This blog is for everyone who uses words.

The ordinary-sized words are for everyone, but the big ones are especially for children.

Saturday, 20 September 2014

An address to the New Tay Bridge by William Topaz McGonagall.

Last week Burns, this week McGonagall. Talk about varied delights.

William Topaz McGonagall wrote three Tay Bridge poems. One was about the magnificence of the first bridge; one was about the terrible disaster when it collapsed while a train was crossing it; and one was about the second Tay Bridge, which replaced the original bridge and has fortunately stood the test of time.

Taybridge from law 02SEP05.jpg

It's the middle poem, the one about the disaster, which is most famous, but all three of the poems are done in McGonagall's unique and astonishing style.

The text of the whole of the third poem can be found HERE, but an extract is enough to show off McGonagall's'm not absolutely sure what to call it.

It's verse, but not as we know it.

BEAUTIFUL new railway bridge of the Silvery Tay,
With your strong brick piers and buttresses in so grand array,
And your thirteen central girders, which seem to my eye
Strong enough all windy storms to defy.
And as I gaze upon thee my heart feels gay,
Because thou are the greatest railway bridge of the present day,
And can be seen for miles away
From North, South, East or West of the Tay

Now, is that bad verse? It defies most of the rules, but then originality is a good thing, isn't it? I accept that the humour is unconscious, but then in this vale of tears surely any joy is to be highly valued, whatever the original intention.

Most of all, the style hinges on McGonagall's highly unpoetic honesty: and that should surely be valued most highly of all.  

Sadly, with this third Tay Bridge poem, William Topaz McGonagall seems to have felt that his work was done. He never wrote another.

The world of literature - and, indeed, the world itself - is a duller place for it.

I leave you with his final partial, personal, and patriotic words on the subject.

The New Yorkers boast about their Brooklyn Bridge,
But in comparison to thee it seems like a midge,
Because thou spannest the Silvery Tay
A mile and more longer I venture to say;
Besides the railway carriages are pulled across by a rope,
Therefore Brooklyn Bridge cannot with thee cope;
And as you have been opened on the 20th day of June,
I hope Her Majesty Queen Victoria will visit thee very soon,
Because thou art worthy of a visit from Duke, Lord or Queen,
And strong and securely built, which is most worthy to be seen
Near by Dundee and the bonnie Magdalen Green.
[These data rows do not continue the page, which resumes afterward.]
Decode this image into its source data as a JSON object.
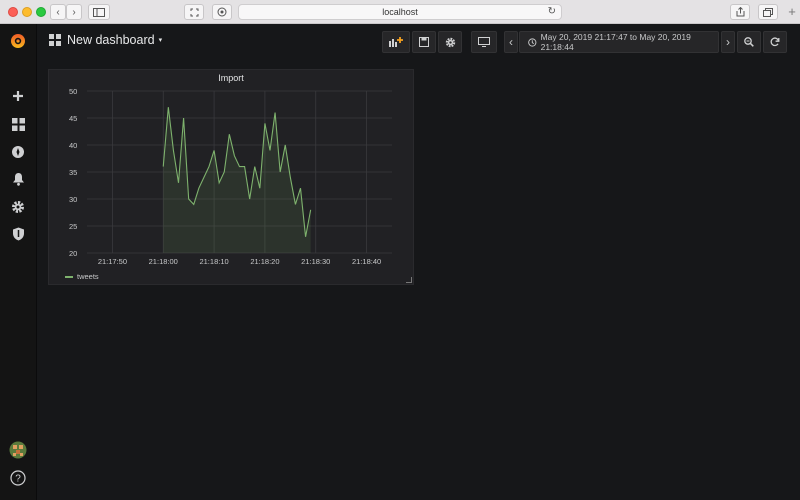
{
  "browser": {
    "url": "localhost",
    "traffic_colors": [
      "#fc5f57",
      "#fdbc2e",
      "#2ac940"
    ]
  },
  "sidebar": {
    "icons": [
      "grafana-logo-icon",
      "plus-icon",
      "dashboards-icon",
      "explore-icon",
      "bell-icon",
      "gear-icon",
      "shield-icon",
      "user-avatar",
      "help-icon"
    ],
    "help_label": "?"
  },
  "header": {
    "dashboard_title": "New dashboard",
    "time_range": "May 20, 2019 21:17:47 to May 20, 2019 21:18:44"
  },
  "panel": {
    "title": "Import"
  },
  "chart_data": {
    "type": "line",
    "title": "Import",
    "ylim": [
      20,
      50
    ],
    "yticks": [
      "50",
      "45",
      "40",
      "35",
      "30",
      "25",
      "20"
    ],
    "xticks": [
      "21:17:50",
      "21:18:00",
      "21:18:10",
      "21:18:20",
      "21:18:30",
      "21:18:40"
    ],
    "grid": true,
    "legend_position": "bottom-left",
    "series": [
      {
        "name": "tweets",
        "color": "#7eb26d",
        "x": [
          "21:18:00",
          "21:18:01",
          "21:18:02",
          "21:18:03",
          "21:18:04",
          "21:18:05",
          "21:18:06",
          "21:18:07",
          "21:18:08",
          "21:18:09",
          "21:18:10",
          "21:18:11",
          "21:18:12",
          "21:18:13",
          "21:18:14",
          "21:18:15",
          "21:18:16",
          "21:18:17",
          "21:18:18",
          "21:18:19",
          "21:18:20",
          "21:18:21",
          "21:18:22",
          "21:18:23",
          "21:18:24",
          "21:18:25",
          "21:18:26",
          "21:18:27",
          "21:18:28",
          "21:18:29"
        ],
        "values": [
          36,
          47,
          39,
          33,
          45,
          30,
          29,
          32,
          34,
          36,
          39,
          33,
          35,
          42,
          38,
          36,
          36,
          30,
          36,
          32,
          44,
          39,
          46,
          35,
          40,
          34,
          29,
          32,
          23,
          28
        ]
      }
    ]
  }
}
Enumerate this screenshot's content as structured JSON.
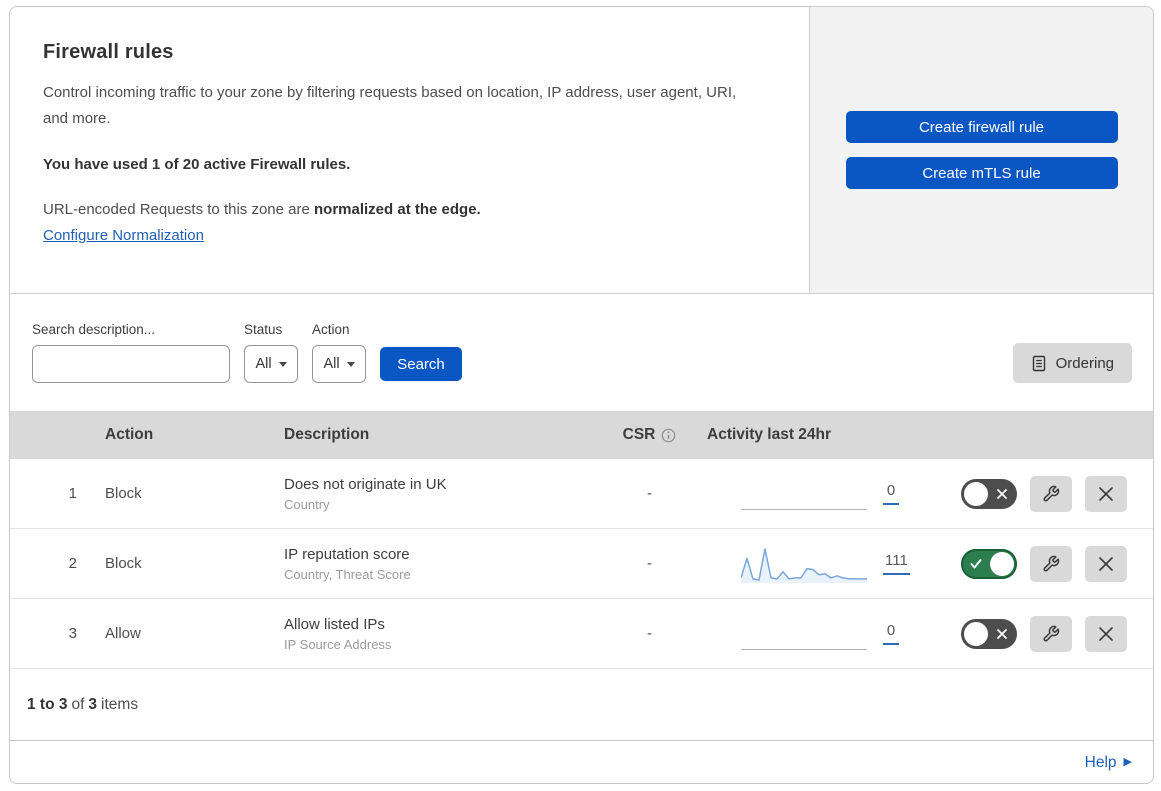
{
  "header": {
    "title": "Firewall rules",
    "description": "Control incoming traffic to your zone by filtering requests based on location, IP address, user agent, URI, and more.",
    "usage": "You have used 1 of 20 active Firewall rules.",
    "normalization_text": "URL-encoded Requests to this zone are ",
    "normalization_bold": "normalized at the edge.",
    "normalization_link": "Configure Normalization",
    "buttons": {
      "create_firewall": "Create firewall rule",
      "create_mtls": "Create mTLS rule"
    }
  },
  "filters": {
    "search_label": "Search description...",
    "search_value": "",
    "status_label": "Status",
    "status_value": "All",
    "action_label": "Action",
    "action_value": "All",
    "search_button": "Search",
    "ordering_button": "Ordering"
  },
  "table": {
    "columns": {
      "action": "Action",
      "description": "Description",
      "csr": "CSR",
      "activity": "Activity last 24hr"
    },
    "rows": [
      {
        "priority": "1",
        "action": "Block",
        "description": "Does not originate in UK",
        "fields": "Country",
        "csr": "-",
        "activity_count": "0",
        "enabled": false,
        "sparkline": []
      },
      {
        "priority": "2",
        "action": "Block",
        "description": "IP reputation score",
        "fields": "Country, Threat Score",
        "csr": "-",
        "activity_count": "111",
        "enabled": true,
        "sparkline": [
          3,
          22,
          2,
          1,
          31,
          3,
          2,
          9,
          2,
          3,
          3,
          12,
          11,
          6,
          7,
          3,
          5,
          3,
          2,
          2,
          2,
          2
        ]
      },
      {
        "priority": "3",
        "action": "Allow",
        "description": "Allow listed IPs",
        "fields": "IP Source Address",
        "csr": "-",
        "activity_count": "0",
        "enabled": false,
        "sparkline": []
      }
    ]
  },
  "footer": {
    "range": "1 to 3",
    "of": "of",
    "total": "3",
    "items": "items",
    "help": "Help"
  },
  "icons": {
    "search": "magnifier",
    "ordering": "list-document",
    "csr_info": "info-circle",
    "status_caret": "caret-down",
    "action_caret": "caret-down",
    "toggle_on": "check",
    "toggle_off": "x",
    "edit": "wrench",
    "delete": "x",
    "help": "right-triangle"
  },
  "colors": {
    "accent_blue": "#0a57c4",
    "link_blue": "#2160b4",
    "toggle_on_green": "#2c7e4f",
    "toggle_off_gray": "#4d4d4d",
    "spark_line": "#79a6dd",
    "spark_fill": "rgba(121,166,221,0.16)",
    "table_header_bg": "#d9d9d9",
    "panel_bg": "#f2f2f2"
  }
}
Word To Use Today: bridge. This word has been around in English for a long time. The Old English version was brycg.

No comments:

Post a Comment